The trial court held Melody Munari (“Mother”) in contempt for violating court orders requiring her to make her child available for court-ordered visitation with the child’s grandparents before relocating fromArizona toMissouri and for not providing telephone access thereafter. The child’s stepfather, Brian Munari (“Stepfather”), who had not been a party to the action, moved to join as a party. The trial court granted his request, held him in contempt for violating the same visitation orders, and ordered him to pay sanctions and attorneys’ fees. Noting that contempt orders cannot be appealed, the Arizona Court of Appeals accepted special action jurisdiction.
Petitioners argued the trial court lacked jurisdiction to issue the contempt order, because, under Sheehan v. Flower, 217Ariz. 39, 170 P.3d 288 (App. 2007), only a parent, and not a grandparent, may contest a child’s relocation under A.R.S. § 25-408. The Arizona Appeals Court dismissed this argument. The Court explained that although A.R.S. § 25-409(F) automatically terminates a grandparent’s visitation rights if the child has been adopted or placed for adoption, a grandparent’s statutory visitation rights do not automatically terminate upon a child’s relocation. Additionally, per Sheehan a relocation that is not contested by the non-relocating parent may not be challenged by a grandparent under A.R.S. § 25-408, but any existing visitation orders remain in place after the relocation unless otherwise modified by the superior court after hearing. The Court thus found the orders concerning the grandparents’ visitation rights valid.
The Court further explained that failing to comply with the court’s valid orders concerning the grandparents’ visitation rights was sanctionable through contempt proceedings. Where a grandparent has a right to visitation, both the grandparent and the court have the authority to enforce that continuing visitation through contempt proceedings under A.R.S. § 25-414(A)(1) even though the parent may choose to relocate the child. A trial court also has the inherent power to hold a party in contempt for violating a court order.
Notwithstanding the above, the Court agreed with Petitioners that the trial court abused its discretion by holding the stepfather in contempt because he was not a party to the action until after the mother had already violated the trial court’s order. The Court explained that the trial court simply could not hold a party in contempt for violating orders to which he was never subject.

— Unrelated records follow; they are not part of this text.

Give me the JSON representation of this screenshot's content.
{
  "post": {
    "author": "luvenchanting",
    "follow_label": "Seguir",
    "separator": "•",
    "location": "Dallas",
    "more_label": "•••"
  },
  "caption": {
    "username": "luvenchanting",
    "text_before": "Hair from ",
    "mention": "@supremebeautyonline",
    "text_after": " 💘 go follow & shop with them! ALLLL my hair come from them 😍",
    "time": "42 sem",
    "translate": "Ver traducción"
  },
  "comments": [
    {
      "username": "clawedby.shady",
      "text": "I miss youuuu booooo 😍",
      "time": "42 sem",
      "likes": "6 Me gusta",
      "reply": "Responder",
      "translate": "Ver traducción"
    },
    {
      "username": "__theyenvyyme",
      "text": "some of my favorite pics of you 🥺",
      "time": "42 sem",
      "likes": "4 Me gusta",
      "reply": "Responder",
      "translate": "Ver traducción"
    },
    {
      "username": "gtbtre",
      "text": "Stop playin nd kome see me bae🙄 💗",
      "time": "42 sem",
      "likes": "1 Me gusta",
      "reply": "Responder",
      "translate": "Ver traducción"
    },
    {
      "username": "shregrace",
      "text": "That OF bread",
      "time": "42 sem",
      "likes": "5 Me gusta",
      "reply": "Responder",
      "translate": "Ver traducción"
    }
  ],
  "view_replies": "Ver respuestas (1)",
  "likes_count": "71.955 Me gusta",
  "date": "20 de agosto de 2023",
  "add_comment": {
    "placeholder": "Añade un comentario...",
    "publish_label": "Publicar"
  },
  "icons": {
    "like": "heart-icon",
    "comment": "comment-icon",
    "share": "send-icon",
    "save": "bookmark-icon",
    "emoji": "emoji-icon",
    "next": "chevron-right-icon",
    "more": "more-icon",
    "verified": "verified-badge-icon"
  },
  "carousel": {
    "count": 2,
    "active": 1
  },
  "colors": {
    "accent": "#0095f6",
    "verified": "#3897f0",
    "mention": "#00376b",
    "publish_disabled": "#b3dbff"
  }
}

The Court also explained that, as only the child’s stepfather, he did not have the legal ability to control the child, and therefore had no ability to comply with the trial court’s order even if he had been subject to it. Accordingly, the Court vacated the contempt order against the stepfather, but denied the mother relief.
Judge Snow authored the opinion, with Presiding Judge Ehrlich and Judge Hall concurring.